▶ [Exercise objective]: Output the records that follow exactly as they are written.

▶ [The input]:

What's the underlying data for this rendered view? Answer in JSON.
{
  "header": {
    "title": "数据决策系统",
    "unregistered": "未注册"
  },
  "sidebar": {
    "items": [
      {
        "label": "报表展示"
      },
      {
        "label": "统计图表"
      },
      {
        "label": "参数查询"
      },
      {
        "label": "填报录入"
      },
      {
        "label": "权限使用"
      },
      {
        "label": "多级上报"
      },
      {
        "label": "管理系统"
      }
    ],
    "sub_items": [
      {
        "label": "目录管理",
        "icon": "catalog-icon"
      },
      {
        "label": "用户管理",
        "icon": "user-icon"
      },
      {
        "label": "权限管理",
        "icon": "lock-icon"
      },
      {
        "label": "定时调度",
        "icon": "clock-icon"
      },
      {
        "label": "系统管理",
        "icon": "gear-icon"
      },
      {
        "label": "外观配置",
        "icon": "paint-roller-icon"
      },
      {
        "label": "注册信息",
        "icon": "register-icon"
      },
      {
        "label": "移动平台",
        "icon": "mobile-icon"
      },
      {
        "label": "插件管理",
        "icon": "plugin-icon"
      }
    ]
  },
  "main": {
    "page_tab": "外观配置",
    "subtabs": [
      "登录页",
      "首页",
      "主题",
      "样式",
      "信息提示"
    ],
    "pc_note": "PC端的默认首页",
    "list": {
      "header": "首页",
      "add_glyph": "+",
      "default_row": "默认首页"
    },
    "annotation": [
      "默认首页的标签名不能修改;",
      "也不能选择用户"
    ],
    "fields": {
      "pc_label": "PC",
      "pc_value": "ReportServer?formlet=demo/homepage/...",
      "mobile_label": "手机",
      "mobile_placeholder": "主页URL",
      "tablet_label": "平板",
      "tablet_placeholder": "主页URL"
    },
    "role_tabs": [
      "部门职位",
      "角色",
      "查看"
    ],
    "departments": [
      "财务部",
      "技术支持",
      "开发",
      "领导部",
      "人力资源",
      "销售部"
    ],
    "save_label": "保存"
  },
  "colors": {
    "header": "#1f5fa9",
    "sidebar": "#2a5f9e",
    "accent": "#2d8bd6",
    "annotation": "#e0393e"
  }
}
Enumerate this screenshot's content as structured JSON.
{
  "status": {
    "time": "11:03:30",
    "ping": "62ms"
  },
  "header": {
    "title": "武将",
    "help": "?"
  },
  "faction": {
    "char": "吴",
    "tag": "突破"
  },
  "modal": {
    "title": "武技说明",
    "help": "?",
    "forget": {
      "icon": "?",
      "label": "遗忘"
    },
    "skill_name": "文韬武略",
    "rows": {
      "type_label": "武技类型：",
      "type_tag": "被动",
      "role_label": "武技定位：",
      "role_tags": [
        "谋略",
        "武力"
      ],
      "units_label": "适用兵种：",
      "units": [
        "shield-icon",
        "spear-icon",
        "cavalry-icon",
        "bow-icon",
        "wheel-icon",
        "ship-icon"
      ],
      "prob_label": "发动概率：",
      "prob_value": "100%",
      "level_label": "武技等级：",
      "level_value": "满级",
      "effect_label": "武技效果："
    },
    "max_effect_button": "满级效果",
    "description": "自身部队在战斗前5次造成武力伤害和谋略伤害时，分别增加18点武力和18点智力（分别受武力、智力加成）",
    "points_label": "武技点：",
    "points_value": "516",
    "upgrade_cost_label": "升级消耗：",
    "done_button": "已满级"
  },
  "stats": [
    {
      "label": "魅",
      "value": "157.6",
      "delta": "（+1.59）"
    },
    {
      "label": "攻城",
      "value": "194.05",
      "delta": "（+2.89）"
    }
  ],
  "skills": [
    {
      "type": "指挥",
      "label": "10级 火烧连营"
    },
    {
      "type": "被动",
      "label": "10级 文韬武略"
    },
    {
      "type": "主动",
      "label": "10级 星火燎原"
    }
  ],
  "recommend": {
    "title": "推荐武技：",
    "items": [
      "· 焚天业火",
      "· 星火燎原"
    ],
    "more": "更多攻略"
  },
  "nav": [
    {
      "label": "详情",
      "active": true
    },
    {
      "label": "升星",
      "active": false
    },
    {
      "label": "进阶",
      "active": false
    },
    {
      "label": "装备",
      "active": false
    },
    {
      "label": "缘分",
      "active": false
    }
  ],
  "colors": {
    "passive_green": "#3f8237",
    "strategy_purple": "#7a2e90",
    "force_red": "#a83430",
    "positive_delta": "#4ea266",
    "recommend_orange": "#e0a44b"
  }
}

▶ [Answer to this problem]:
What's the underlying data for this rendered view? Answer in JSON.
{
  "header": {
    "title": "数据决策系统",
    "unregistered": "未注册"
  },
  "sidebar": {
    "items": [
      {
        "label": "报表展示"
      },
      {
        "label": "统计图表"
      },
      {
        "label": "参数查询"
      },
      {
        "label": "填报录入"
      },
      {
        "label": "权限使用"
      },
      {
        "label": "多级上报"
      },
      {
        "label": "管理系统"
      }
    ],
    "sub_items": [
      {
        "label": "目录管理",
        "icon": "catalog-icon"
      },
      {
        "label": "用户管理",
        "icon": "user-icon"
      },
      {
        "label": "权限管理",
        "icon": "lock-icon"
      },
      {
        "label": "定时调度",
        "icon": "clock-icon"
      },
      {
        "label": "系统管理",
        "icon": "gear-icon"
      },
      {
        "label": "外观配置",
        "icon": "paint-roller-icon"
      },
      {
        "label": "注册信息",
        "icon": "register-icon"
      },
      {
        "label": "移动平台",
        "icon": "mobile-icon"
      },
      {
        "label": "插件管理",
        "icon": "plugin-icon"
      }
    ]
  },
  "main": {
    "page_tab": "外观配置",
    "subtabs": [
      "登录页",
      "首页",
      "主题",
      "样式",
      "信息提示"
    ],
    "pc_note": "PC端的默认首页",
    "list": {
      "header": "首页",
      "add_glyph": "+",
      "default_row": "默认首页"
    },
    "annotation": [
      "默认首页的标签名不能修改;",
      "也不能选择用户"
    ],
    "fields": {
      "pc_label": "PC",
      "pc_value": "ReportServer?formlet=demo/homepage/...",
      "mobile_label": "手机",
      "mobile_placeholder": "主页URL",
      "tablet_label": "平板",
      "tablet_placeholder": "主页URL"
    },
    "role_tabs": [
      "部门职位",
      "角色",
      "查看"
    ],
    "departments": [
      "财务部",
      "技术支持",
      "开发",
      "领导部",
      "人力资源",
      "销售部"
    ],
    "save_label": "保存"
  },
  "colors": {
    "header": "#1f5fa9",
    "sidebar": "#2a5f9e",
    "accent": "#2d8bd6",
    "annotation": "#e0393e"
  }
}
Enumerate this screenshot's content as structured JSON.
{
  "status": {
    "time": "11:03:30",
    "ping": "62ms"
  },
  "header": {
    "title": "武将",
    "help": "?"
  },
  "faction": {
    "char": "吴",
    "tag": "突破"
  },
  "modal": {
    "title": "武技说明",
    "help": "?",
    "forget": {
      "icon": "?",
      "label": "遗忘"
    },
    "skill_name": "文韬武略",
    "rows": {
      "type_label": "武技类型：",
      "type_tag": "被动",
      "role_label": "武技定位：",
      "role_tags": [
        "谋略",
        "武力"
      ],
      "units_label": "适用兵种：",
      "units": [
        "shield-icon",
        "spear-icon",
        "cavalry-icon",
        "bow-icon",
        "wheel-icon",
        "ship-icon"
      ],
      "prob_label": "发动概率：",
      "prob_value": "100%",
      "level_label": "武技等级：",
      "level_value": "满级",
      "effect_label": "武技效果："
    },
    "max_effect_button": "满级效果",
    "description": "自身部队在战斗前5次造成武力伤害和谋略伤害时，分别增加18点武力和18点智力（分别受武力、智力加成）",
    "points_label": "武技点：",
    "points_value": "516",
    "upgrade_cost_label": "升级消耗：",
    "done_button": "已满级"
  },
  "stats": [
    {
      "label": "魅",
      "value": "157.6",
      "delta": "（+1.59）"
    },
    {
      "label": "攻城",
      "value": "194.05",
      "delta": "（+2.89）"
    }
  ],
  "skills": [
    {
      "type": "指挥",
      "label": "10级 火烧连营"
    },
    {
      "type": "被动",
      "label": "10级 文韬武略"
    },
    {
      "type": "主动",
      "label": "10级 星火燎原"
    }
  ],
  "recommend": {
    "title": "推荐武技：",
    "items": [
      "· 焚天业火",
      "· 星火燎原"
    ],
    "more": "更多攻略"
  },
  "nav": [
    {
      "label": "详情",
      "active": true
    },
    {
      "label": "升星",
      "active": false
    },
    {
      "label": "进阶",
      "active": false
    },
    {
      "label": "装备",
      "active": false
    },
    {
      "label": "缘分",
      "active": false
    }
  ],
  "colors": {
    "passive_green": "#3f8237",
    "strategy_purple": "#7a2e90",
    "force_red": "#a83430",
    "positive_delta": "#4ea266",
    "recommend_orange": "#e0a44b"
  }
}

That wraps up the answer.